If the players want to keep their ranking, they must play in the tournament and pay their own way. Even so, the association will take a share of their prize money if they win. The rules state that PBSI will take 25 percent of the prize money for Indonesians who play under its sponsorship and 10 percent for those who do not. PBSI says it uses the money it takes to buy shuttlecocks and pay coaches when they are in training. "This is not a matter of being materialistic, but PBSI wants to maintain achievement and prestige," said coach Christian Hadinata.
So it is hardly surprising if the players complain that the association meddles too much. Sometimes a coach and his players have agreed who will be sent to a tournament, but PBSI changes the plan. "It is quite difficult here. Before we meet our opponent on the court, we have to fight with management," Budi Santoso, the world’s 17th ranked men’s singles player, recently told the sports publication ‘Bola’. Budi wants to boost his ranking to 16th in the world so he can take part in the World Championships in Seville, Spain, two months from now.
As the players have no contracts, they have to rely on the prize money from every tournament. "If the management does not use you, what can you say?" said Marlev. That is why they are increasingly choosing to play in a foreign land, while they are still able to compete at a top level.
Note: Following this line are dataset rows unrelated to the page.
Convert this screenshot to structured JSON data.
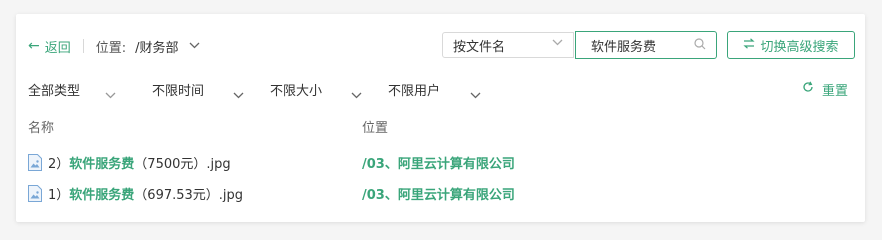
{
  "header": {
    "back_label": "返回",
    "location_label": "位置:",
    "location_value": "/财务部"
  },
  "search": {
    "mode_selected": "按文件名",
    "query": "软件服务费",
    "advanced_label": "切换高级搜索"
  },
  "filters": {
    "type": "全部类型",
    "time": "不限时间",
    "size": "不限大小",
    "user": "不限用户",
    "reset_label": "重置"
  },
  "columns": {
    "name": "名称",
    "location": "位置"
  },
  "files": [
    {
      "prefix": "2）",
      "highlight": "软件服务费",
      "suffix": "（7500元）.jpg",
      "path": "/03、阿里云计算有限公司"
    },
    {
      "prefix": "1）",
      "highlight": "软件服务费",
      "suffix": "（697.53元）.jpg",
      "path": "/03、阿里云计算有限公司"
    }
  ],
  "colors": {
    "accent": "#3aa57a",
    "border": "#d9d9d9",
    "background": "#f5f5f5"
  }
}
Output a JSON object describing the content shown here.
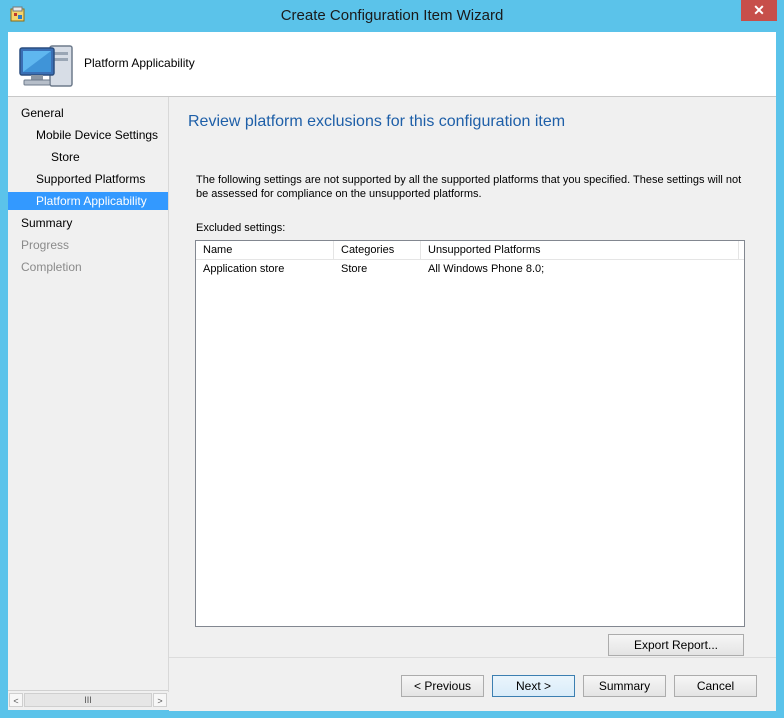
{
  "window": {
    "title": "Create Configuration Item Wizard",
    "close_glyph": "✕",
    "icon": "wizard-app-icon"
  },
  "header": {
    "title": "Platform Applicability",
    "icon": "computer-monitor-icon"
  },
  "nav": {
    "items": [
      {
        "label": "General",
        "state": "normal",
        "indent": 0
      },
      {
        "label": "Mobile Device Settings",
        "state": "normal",
        "indent": 1
      },
      {
        "label": "Store",
        "state": "normal",
        "indent": 2
      },
      {
        "label": "Supported Platforms",
        "state": "normal",
        "indent": 1
      },
      {
        "label": "Platform Applicability",
        "state": "active",
        "indent": 1
      },
      {
        "label": "Summary",
        "state": "normal",
        "indent": 0
      },
      {
        "label": "Progress",
        "state": "disabled",
        "indent": 0
      },
      {
        "label": "Completion",
        "state": "disabled",
        "indent": 0
      }
    ],
    "scroll_left": "<",
    "scroll_thumb": "III",
    "scroll_right": ">"
  },
  "main": {
    "heading": "Review platform exclusions for this configuration item",
    "description": "The following settings are not supported by all the supported platforms that you specified. These settings will not be assessed for compliance on the unsupported platforms.",
    "excluded_label": "Excluded settings:",
    "table": {
      "columns": [
        "Name",
        "Categories",
        "Unsupported Platforms"
      ],
      "rows": [
        [
          "Application store",
          "Store",
          "All Windows Phone 8.0;"
        ]
      ]
    },
    "export_button": "Export Report..."
  },
  "footer": {
    "previous": "< Previous",
    "next": "Next >",
    "summary": "Summary",
    "cancel": "Cancel"
  },
  "colors": {
    "titlebar": "#5bc3ea",
    "accent": "#3399ff",
    "heading": "#1e5fa8",
    "close": "#c74f4a"
  }
}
Marlev has received an offer to play and to coach at YKK Club in Japan. His brother Reony Mainaky first made the offer two years ago. Reony has brought the club to the top of the Japan Badminton League. Owned by a company, the club has signed a contract with him which provides some fixed income. The future is much more secure there.
The exodus started two years ago, about the same time as the problems with PBSI. Hariyanto Arbi chose to move to Singapore after he won the Singapore Open. "It is difficult to hold a position in the Indonesian team since there are many good players here," said Hari at the time. In the same year, Fung Permadi left for Taiwan.
Last January, men’s doubles player Rexy Mainaky began a career as a coach in England. The 1996 Atlanta Olympic gold medallist signed a three-year contract to handle the British doubles team. It is not only players who move abroad. Coach Atik Jauhari moved to Sweden after signing a two-year contract with the Swedish Badminton Association.
PBSI chairman General Subagyo does not sound worried. "They are old and are past their best," he said. PBSI cannot provide them with secure income. Subagyo acknowledges that PBSI has a problem with getting sponsors. This year alone PBSI has suffered a deficit of Rp6 billion.
So why not leave?
Agung Rulianto, Ardi Bramantyo, Gita W. Laksmini/SB/CM